But, if you are a person who sometimes manages to climb just above the lower poverty line, I can assure you, your life is much tougher! It actually means that you are capable enough to push yourself just out of extreme poverty for a while, but may fall back losing what you have gained whenever a shock or disaster comes in your life. You simply swing between extreme poverty and moderate poverty. You do not have the certainty − or a clear identity for that matter − of being extreme poor. And it is bad!
It is bad because aid effectiveness is measured by what changes aid makes in people’s lives. If you cannot be defined, you cannot be targeted and if you cannot be targeted your changes cannot be measured. That is why, does not matter how tough it is, targeting the real extreme poor has been very important in the development projects. Criteria for selecting the extreme poor have, however, evolved with changing context and better understanding of the situation on the ground. But the ground reality often seems quite a ‘small influencer’ to guide the continuous evolution of poverty alleviation attempts; aid money and its governance play much bigger role for that matter. As we all have seen, international development discourses have not been the same since the Christmas of 2010 after Andrew Mitchell, the then British Secretary of State for International Development, uttered ‘value for money’. (I am, however, not sure if a 58-year old British comedy film with the same name has anything to do with this improvement in our development vocabulary!)

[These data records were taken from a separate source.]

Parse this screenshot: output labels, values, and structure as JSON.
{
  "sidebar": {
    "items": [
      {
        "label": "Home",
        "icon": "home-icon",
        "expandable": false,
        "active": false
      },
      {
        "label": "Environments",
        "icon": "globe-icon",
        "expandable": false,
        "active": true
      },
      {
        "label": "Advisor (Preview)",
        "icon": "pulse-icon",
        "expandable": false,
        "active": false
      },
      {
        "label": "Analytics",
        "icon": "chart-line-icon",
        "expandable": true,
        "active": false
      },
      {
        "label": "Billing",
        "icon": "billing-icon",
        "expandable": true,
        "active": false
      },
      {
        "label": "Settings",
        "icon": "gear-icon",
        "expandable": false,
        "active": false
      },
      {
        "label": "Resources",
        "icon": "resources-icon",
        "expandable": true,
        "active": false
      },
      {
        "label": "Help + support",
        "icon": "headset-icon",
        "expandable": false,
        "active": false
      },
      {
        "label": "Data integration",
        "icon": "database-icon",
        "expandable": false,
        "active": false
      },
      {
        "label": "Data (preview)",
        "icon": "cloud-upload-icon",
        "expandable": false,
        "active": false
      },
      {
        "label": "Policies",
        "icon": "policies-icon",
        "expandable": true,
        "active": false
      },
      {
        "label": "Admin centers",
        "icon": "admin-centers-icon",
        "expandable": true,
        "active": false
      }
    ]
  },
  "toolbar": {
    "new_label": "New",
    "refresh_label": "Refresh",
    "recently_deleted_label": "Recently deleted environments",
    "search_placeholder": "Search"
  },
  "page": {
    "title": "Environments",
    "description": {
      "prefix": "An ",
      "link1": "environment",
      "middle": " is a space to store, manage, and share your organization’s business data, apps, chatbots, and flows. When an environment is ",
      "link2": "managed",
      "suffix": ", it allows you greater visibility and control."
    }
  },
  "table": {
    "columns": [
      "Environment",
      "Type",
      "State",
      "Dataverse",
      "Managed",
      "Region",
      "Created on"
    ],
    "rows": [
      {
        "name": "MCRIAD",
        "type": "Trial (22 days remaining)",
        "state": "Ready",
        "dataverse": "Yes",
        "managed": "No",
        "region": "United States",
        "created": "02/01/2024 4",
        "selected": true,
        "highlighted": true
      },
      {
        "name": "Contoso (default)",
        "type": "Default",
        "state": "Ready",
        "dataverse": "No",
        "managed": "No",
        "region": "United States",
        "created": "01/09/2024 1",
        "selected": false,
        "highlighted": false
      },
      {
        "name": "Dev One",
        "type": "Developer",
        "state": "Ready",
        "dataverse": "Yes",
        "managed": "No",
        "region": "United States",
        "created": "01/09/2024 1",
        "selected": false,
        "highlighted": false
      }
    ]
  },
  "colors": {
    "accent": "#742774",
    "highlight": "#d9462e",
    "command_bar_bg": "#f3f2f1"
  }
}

I am afraid, people swinging between ‘extreme poverty’ and ‘moderate poverty’ may continue being left out of extreme poverty initiatives. When you are in that group, you are not eligible for any in kind or in cash support provided to the extreme poor, or may not get the technology or knowledge offered to the moderate poor. You do not belong to a recognized economic class that defines you. You do not have a name!
But do we really need to define that group as a separate entity? Will it add any value to our efforts in eradicating extreme poverty now and in the post-2015 era? Or will it just be a mere academic interest?
As a botanist by education, I am very much used to the concept of giving each and every plant species of the world a specific botanical name. To me, rice is Oryza sativa, wheat is Triticum aestivum, potato is Solanum tuberosum. Then I listened to a severely distressed, lone young girl named Robin (played by Juliette Lewis) in the film 'The Way of the Guns' (2000). When asked, which name she called the baby she was pregnant with, Robin replied – "When you think about deaf people, people who are born deaf... who've never heard a spoken word. What do you think they call the sun or their mother... or their own reflection in the mirror? That's what I call it."
I never realized naming someone could be that tough.